Look through the material and copy each line holding "yeni".

[Opening Study material section]

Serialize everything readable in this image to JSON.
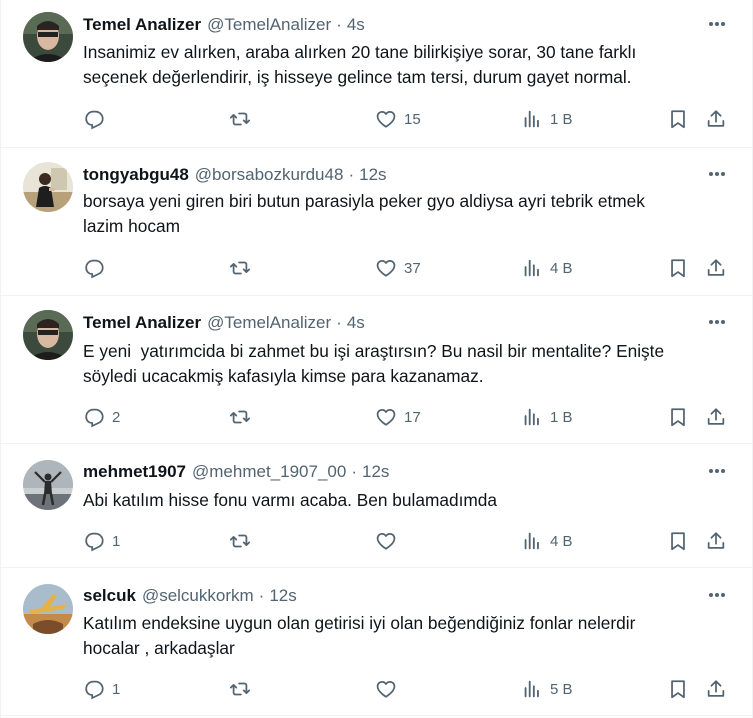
{
  "tweets": [
    {
      "name": "Temel Analizer",
      "handle": "@TemelAnalizer",
      "time": "4s",
      "lines": [
        "Insanimiz ev alırken, araba alırken 20 tane bilirkişiye sorar, 30 tane farklı",
        "seçenek değerlendirir, iş hisseye gelince tam tersi, durum gayet normal."
      ],
      "replies": "",
      "likes": "15",
      "views": "1 B"
    },
    {
      "name": "tongyabgu48",
      "handle": "@borsabozkurdu48",
      "time": "12s",
      "lines": [
        "borsaya yeni giren biri butun parasiyla peker gyo aldiysa ayri tebrik etmek",
        "lazim hocam"
      ],
      "replies": "",
      "likes": "37",
      "views": "4 B"
    },
    {
      "name": "Temel Analizer",
      "handle": "@TemelAnalizer",
      "time": "4s",
      "lines": [
        "E yeni  yatırımcida bi zahmet bu işi araştırsın? Bu nasil bir mentalite? Enişte",
        "söyledi ucacakmiş kafasıyla kimse para kazanamaz."
      ],
      "replies": "2",
      "likes": "17",
      "views": "1 B"
    },
    {
      "name": "mehmet1907",
      "handle": "@mehmet_1907_00",
      "time": "12s",
      "lines": [
        "Abi katılım hisse fonu varmı acaba. Ben bulamadımda"
      ],
      "replies": "1",
      "likes": "",
      "views": "4 B"
    },
    {
      "name": "selcuk",
      "handle": "@selcukkorkm",
      "time": "12s",
      "lines": [
        "Katılım endeksine uygun olan getirisi iyi olan beğendiğiniz fonlar nelerdir",
        "hocalar , arkadaşlar"
      ],
      "replies": "1",
      "likes": "",
      "views": "5 B"
    }
  ],
  "separator": "·",
  "icons": {
    "reply": "reply-icon",
    "retweet": "retweet-icon",
    "like": "like-icon",
    "views": "views-icon",
    "bookmark": "bookmark-icon",
    "share": "share-icon",
    "more": "more-icon"
  },
  "colors": {
    "text": "#0f1419",
    "muted": "#536471",
    "border": "#eff3f4"
  }
}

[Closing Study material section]

The completed task:
        "borsaya yeni giren biri butun parasiyla peker gyo aldiysa ayri tebrik etmek",
        "E yeni  yatırımcida bi zahmet bu işi araştırsın? Bu nasil bir mentalite? Enişte",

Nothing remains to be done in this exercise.